The History of El Nido, and it’s transformation wouldn’t be complete without acknowledging the role local communities have played. As tourism flourished, these communities directly impacted the region’s development. Many residents became involved in the tourism industry, working in hotels, restaurants, and as tour guides.

More importantly, local communities have emerged as strong advocates for sustainable practices. They understand that preserving the environment is essential for the long-term success of tourism in El Nido.

Several eco-tourism initiatives are spearheaded by local residents. These initiatives focus on responsible waste management, promoting cultural heritage through tours and workshops, and marine conservation programs that protect the coral reefs and marine life.

By working together with the government and tourism organizations, local communities ensure that El Nido’s natural beauty is safeguarded for future generations.

A Glimpse into the Future

El Nido’s journey is far from over. As the popularity of this island paradise continues to grow, responsible management and sustainable practices will be paramount.

Continuing investment in infrastructure, such as eco-friendly transportation and waste management systems, will be crucial. Educational programs can raise awareness among tourists about responsible behavior while visiting El Nido.

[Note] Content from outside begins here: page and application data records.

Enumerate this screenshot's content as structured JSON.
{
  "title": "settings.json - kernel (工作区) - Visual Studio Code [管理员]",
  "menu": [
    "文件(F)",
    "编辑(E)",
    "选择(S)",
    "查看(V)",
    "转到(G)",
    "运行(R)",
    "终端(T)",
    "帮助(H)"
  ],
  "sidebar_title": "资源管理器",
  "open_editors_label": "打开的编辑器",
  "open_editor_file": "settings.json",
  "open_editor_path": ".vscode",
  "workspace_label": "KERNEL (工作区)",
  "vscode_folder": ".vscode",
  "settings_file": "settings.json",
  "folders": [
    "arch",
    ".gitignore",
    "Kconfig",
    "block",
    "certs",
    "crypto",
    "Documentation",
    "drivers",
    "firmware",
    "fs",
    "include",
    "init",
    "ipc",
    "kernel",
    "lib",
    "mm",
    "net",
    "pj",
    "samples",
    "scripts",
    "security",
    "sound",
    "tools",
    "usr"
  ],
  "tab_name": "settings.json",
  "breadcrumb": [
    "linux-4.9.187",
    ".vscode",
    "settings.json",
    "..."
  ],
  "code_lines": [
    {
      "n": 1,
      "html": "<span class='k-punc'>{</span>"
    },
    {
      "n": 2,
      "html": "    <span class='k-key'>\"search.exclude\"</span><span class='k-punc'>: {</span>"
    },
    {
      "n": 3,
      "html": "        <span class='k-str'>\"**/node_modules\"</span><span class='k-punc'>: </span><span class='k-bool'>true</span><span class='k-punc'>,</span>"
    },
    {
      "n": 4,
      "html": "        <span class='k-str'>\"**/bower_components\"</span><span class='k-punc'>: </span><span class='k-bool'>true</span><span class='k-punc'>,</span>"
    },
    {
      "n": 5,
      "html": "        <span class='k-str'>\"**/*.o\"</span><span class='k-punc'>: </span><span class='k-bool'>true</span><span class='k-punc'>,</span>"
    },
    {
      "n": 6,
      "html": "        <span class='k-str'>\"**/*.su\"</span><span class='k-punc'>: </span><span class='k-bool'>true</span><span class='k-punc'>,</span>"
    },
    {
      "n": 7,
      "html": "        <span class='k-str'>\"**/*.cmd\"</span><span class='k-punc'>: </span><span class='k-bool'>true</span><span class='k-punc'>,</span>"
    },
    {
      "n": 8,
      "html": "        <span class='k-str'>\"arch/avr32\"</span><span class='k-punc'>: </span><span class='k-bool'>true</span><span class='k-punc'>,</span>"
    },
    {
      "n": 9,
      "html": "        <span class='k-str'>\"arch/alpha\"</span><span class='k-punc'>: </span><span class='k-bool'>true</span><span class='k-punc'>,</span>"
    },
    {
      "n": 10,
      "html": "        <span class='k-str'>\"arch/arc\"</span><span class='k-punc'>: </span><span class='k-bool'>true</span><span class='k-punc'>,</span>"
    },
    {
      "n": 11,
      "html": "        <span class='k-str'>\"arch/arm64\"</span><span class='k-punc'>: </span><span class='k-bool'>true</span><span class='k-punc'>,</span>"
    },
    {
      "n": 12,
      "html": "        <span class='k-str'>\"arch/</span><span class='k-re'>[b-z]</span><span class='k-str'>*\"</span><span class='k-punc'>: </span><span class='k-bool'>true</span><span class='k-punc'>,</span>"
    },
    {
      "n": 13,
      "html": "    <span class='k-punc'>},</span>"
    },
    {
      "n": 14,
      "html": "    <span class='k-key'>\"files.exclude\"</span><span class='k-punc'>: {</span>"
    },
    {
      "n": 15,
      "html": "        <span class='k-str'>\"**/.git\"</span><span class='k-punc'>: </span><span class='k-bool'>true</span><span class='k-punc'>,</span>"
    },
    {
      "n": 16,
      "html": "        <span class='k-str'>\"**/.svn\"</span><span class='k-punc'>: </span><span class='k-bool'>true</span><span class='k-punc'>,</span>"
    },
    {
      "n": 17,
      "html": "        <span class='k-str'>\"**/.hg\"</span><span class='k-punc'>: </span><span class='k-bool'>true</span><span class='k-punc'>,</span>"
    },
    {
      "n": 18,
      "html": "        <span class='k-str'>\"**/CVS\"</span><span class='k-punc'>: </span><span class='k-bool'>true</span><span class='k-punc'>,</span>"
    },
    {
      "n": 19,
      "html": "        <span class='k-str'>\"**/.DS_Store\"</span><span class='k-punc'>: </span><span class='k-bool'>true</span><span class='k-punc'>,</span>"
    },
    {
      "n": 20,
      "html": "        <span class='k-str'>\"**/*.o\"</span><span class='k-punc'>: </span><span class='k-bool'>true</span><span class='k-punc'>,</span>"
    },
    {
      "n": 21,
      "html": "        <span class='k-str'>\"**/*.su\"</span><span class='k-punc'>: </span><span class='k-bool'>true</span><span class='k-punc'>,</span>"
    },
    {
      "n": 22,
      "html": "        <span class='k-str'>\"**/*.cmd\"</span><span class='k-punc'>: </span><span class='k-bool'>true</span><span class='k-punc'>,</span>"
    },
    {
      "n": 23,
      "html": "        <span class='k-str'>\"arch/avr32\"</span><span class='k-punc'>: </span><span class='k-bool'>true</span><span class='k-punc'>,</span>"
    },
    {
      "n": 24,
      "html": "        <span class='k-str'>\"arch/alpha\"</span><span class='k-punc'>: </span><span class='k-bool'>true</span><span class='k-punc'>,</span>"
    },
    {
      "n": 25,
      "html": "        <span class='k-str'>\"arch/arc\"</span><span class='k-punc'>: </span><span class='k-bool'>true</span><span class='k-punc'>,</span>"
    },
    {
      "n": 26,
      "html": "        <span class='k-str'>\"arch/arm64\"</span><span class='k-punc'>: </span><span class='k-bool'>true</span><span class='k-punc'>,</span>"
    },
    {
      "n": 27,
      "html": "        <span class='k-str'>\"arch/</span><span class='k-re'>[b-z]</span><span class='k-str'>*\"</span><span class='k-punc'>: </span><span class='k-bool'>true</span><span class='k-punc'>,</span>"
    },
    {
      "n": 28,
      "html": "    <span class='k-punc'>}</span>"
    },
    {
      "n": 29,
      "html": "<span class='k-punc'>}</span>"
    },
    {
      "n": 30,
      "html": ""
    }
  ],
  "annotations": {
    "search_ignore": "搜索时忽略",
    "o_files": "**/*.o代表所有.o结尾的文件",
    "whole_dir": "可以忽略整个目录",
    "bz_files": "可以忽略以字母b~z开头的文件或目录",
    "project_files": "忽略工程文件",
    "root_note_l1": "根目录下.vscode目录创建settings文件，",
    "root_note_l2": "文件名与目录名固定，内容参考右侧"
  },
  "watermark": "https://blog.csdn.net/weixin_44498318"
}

El Nido’s rich history and breathtaking beauty position it as a beacon of sustainable tourism. By learning from the past, embracing local knowledge, and prioritizing conservation, El Nido can ensure a bright future for itself and its people.